Webb said he enjoyed working with Saunders and his family to tell the story about Schreiber.


“Ben in an early email told me “Hands on physics comes easy for me..” that caught my attention. Ben has a unique perspective on history that few can relate too, being raised in White Rock/Los Alamos area where his father, whom worked at the lab, would drive them by the building where his grandfather would almost be killed when Slotin slipped with the screwdriver … long before Pajarito Road was closed to general traffic … So he knows the lab, the place and history in a way that few can match,” Webb said. “As a keeper of his grandfather’s legacy, he maintains a vast collection of his grandfather’s personal papers and mementos … which is featured in the film.”


Webb added he was able to hold the Trinitite that Schreiber recovered at the Trinity Site, which he said, “was an amazing experience.”


Webb credited Saunders and his family for the film. “Without Ben Saunders, the kindness of his wife and family, there would be no film,” he said.


Saunders has continued, in some way, in his grandfather’s footsteps. He is a mechanical engineer who works in the high-tech industry. Saunders lives in Denver. Saunders explained his grandfather liked to tinker. He built his own house, made jewelry and repaired vehicles.


As for Webb, he explained he got interested in his career when he was just a kid.

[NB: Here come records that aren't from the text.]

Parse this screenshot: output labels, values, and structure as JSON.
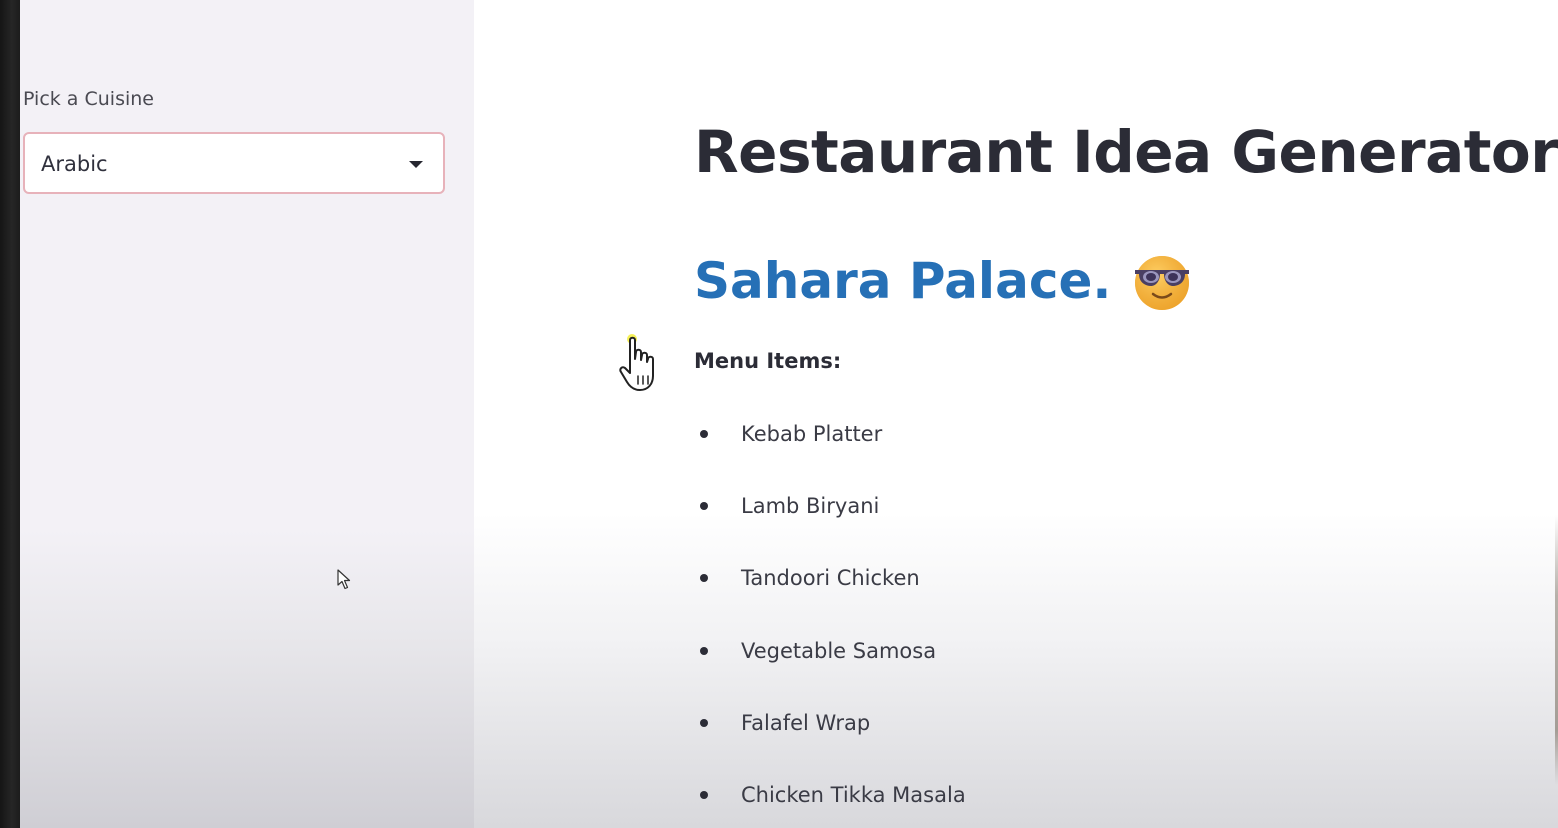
{
  "sidebar": {
    "cuisine_select": {
      "label": "Pick a Cuisine",
      "value": "Arabic"
    }
  },
  "main": {
    "title": "Restaurant Idea Generator",
    "restaurant_name": "Sahara Palace.",
    "emoji_icon": "smiling-face-with-sunglasses-icon",
    "menu_heading": "Menu Items:",
    "menu_items": [
      "Kebab Platter",
      "Lamb Biryani",
      "Tandoori Chicken",
      "Vegetable Samosa",
      "Falafel Wrap",
      "Chicken Tikka Masala"
    ]
  },
  "colors": {
    "accent_border": "#e7b2ba",
    "restaurant_name": "#2670b6",
    "sidebar_bg": "#f3f1f6"
  }
}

“From an early age I knew I wanted to get into broadcast, my father was a radio amateur and got me into ham radio at an early age and communications was in the family business line. Television was an easy step so I got into broadcasting through the technical side of the business,” Webb said. “In the mid 80’s I worked as a video editor on syndicated ‘Fishing The West’ where we had millions of viewers in the era of big broadcast. I was hooked … from here on I did broadcast, corporate and industrial video communications for three decades. Working on many TV shows but never produced anything of this magnitude until the Schreiber film came along. Other projects are now lining up as I hope to someday quit my day job. Once the history filmmaking bug hits it’s hard to ignore. Too many stories, too little time.”    

Dr. Raemer Schreiber and his grandson, Ben Saunders in approximately 1977. Courtesy photo